The source of joy is the fact that Christ came to save us by bringing peace between the Creator and His fallen creation. His work on the cross was the atoning sacrifice that brought us back into fellowship with God.
The word peace has always been used for the purpose of greeting people. The simplest definition would be “the absence of war” In the Old Testament, however, its meaning is much more complex and it holds a great deal of theological significance. In this context the meaning is “totality and completeness,” but the word also has different nuances such as “fulfillment, maturity, soundness, wholeness, harmony, tranquility, security, wellbeing, welfare, success, prosperity” and even more. This kind of peace is acquired by love of and obedience to the law. In some places, peace and righteousness are linked (Psalms 85:8, 10). God is the source and the giver of peace in all its fullness, therefore it is associated with divine presence (Numbers 6:26). There can be peace in the community only when there is harmony between God and His creatures, the result of which is safety and prosperity.
In the New Testament, God is referred to as the "God of peace" (Romans 15:33). Jesus gives a peace that is qualitatively different from the peace that world gives (John 14:27). Jesus Christ is the “mediator of peace” (Colossians 1:20, Romans 5:1). The good news of salvation is called "the gospel of peace" (Ephesians 6:15) because it reconciles believers to God and to one another. Peace, in its full dimensions, is the fulfillment of the Messianic expectation of God's people (Isaiah 9:6).
The shepherds heard the good news of the birth of a Savior. They believed and visited the newborn child, then returned praising God and spreading the news. Today we celebrate the coming of the Savior who reconciled us to God and to each other. As we become His children, He fills us with joy and peace through His Holy Spirit.
We are celebrating this unique birth that took place 2,000 years ago, but He is still present with us today. We celebrate Christmas while we continue struggling to overcome a pandemic that has impacted the whole world for about two years and have taken the life of many millions. We Armenians celebrate Christmas while still stricken by Azerbaijan’s aggression and its devastating impacts, loss of life and territories, and political turmoil in our homeland that continues to this day. Peace is absent in our personal life and in our communities. But I still believe that Christmas can remind us of Christ’s coming and His presence. His presence in our life and through our decisions and actions can bring joy and peace.
The Savior continues His ministry of reconciliation in our lives both through our worship at church and through all that we do at home and outside of our home, while performing our daily routines and facing our daily challenges. He is able and willing to be present in our lives offering freedom, as well as His gifts of joy and peace. He came into the world then and He is ready to come into your world today.

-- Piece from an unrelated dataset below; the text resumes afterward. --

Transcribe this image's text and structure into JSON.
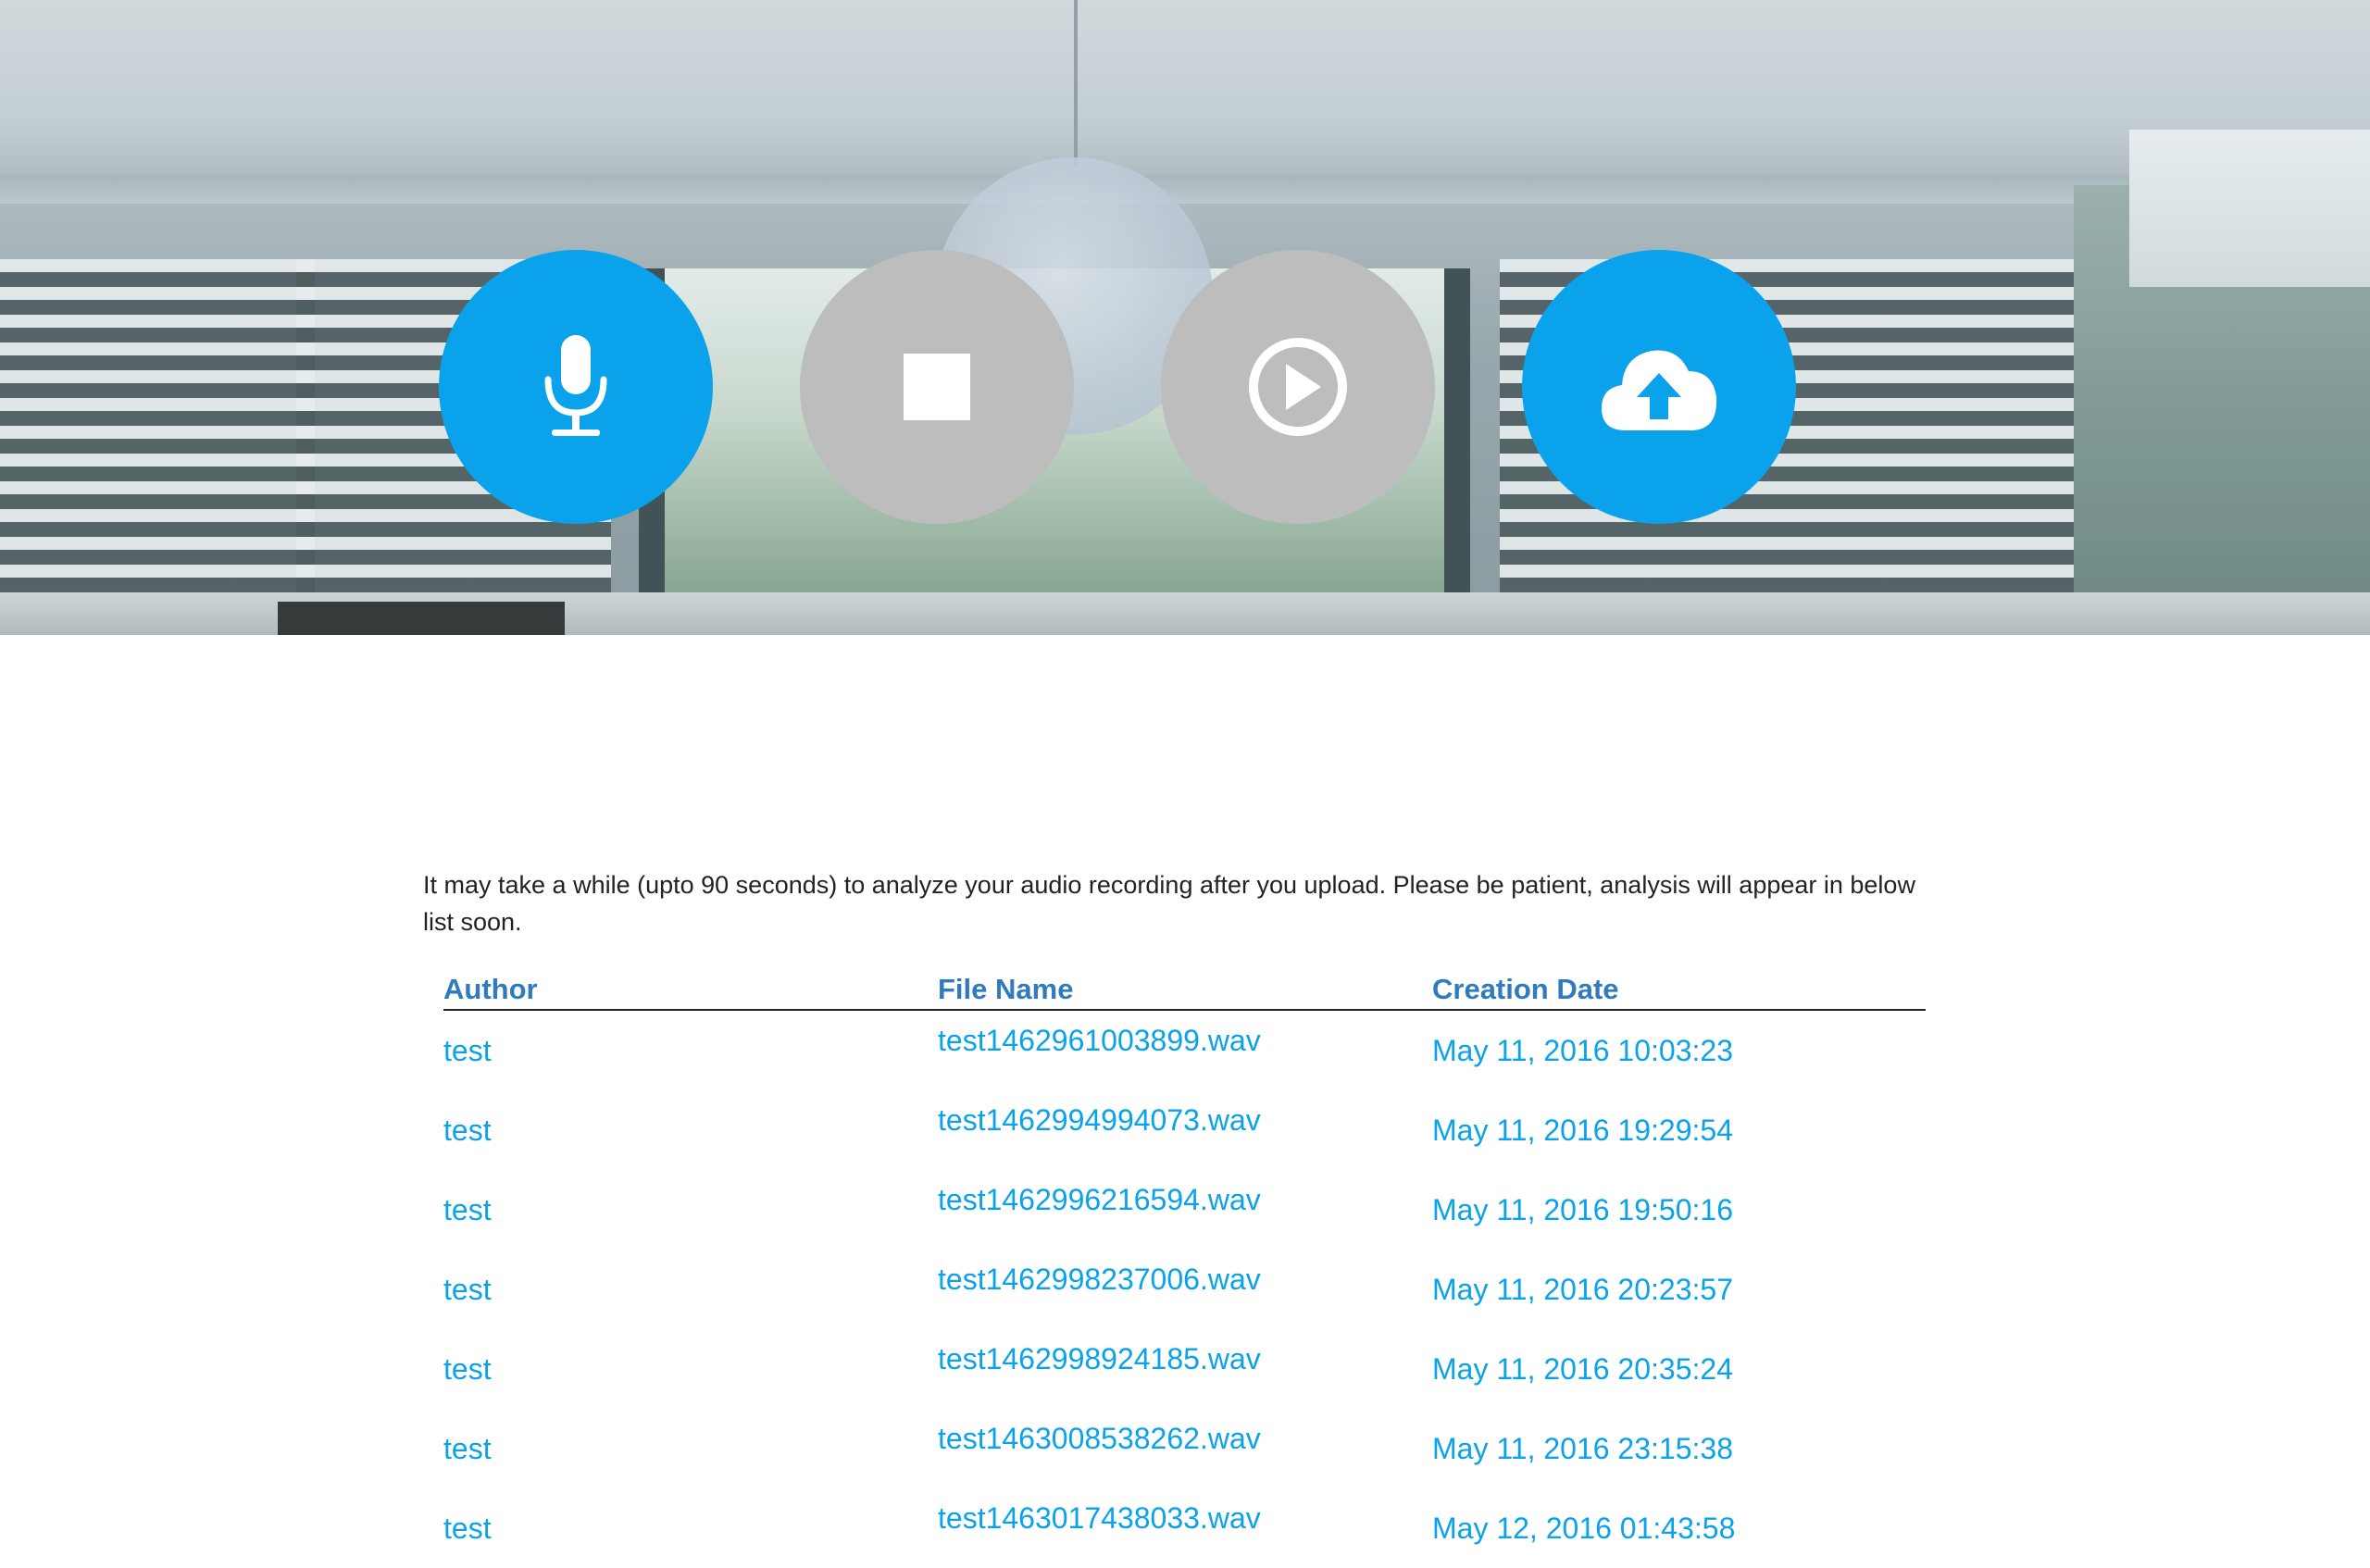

Are you in the midst of a storm in your life? . . . looking for warmth in a cold dark night? . . . seeking serenity and a lasting calm? The Savior came to bring us the peace of God, a peace that the world cannot give, a peace that no power in all creation can take away from us (John 14:27).
Now may the Lord of peace himself give you peace at all times and in every way. The Lord be with all of you (2 Thessalonians 3:16).
Christos dzenav yev haydnetzav
Tsezee, mezee, medz avedis
Քրիստոս ծնաւ եւ յայտնեցաւ
Ձեզի, մեզի, Մեծ Աւետիս
- Rev. Hendrik Shanazarian
Minister to the Union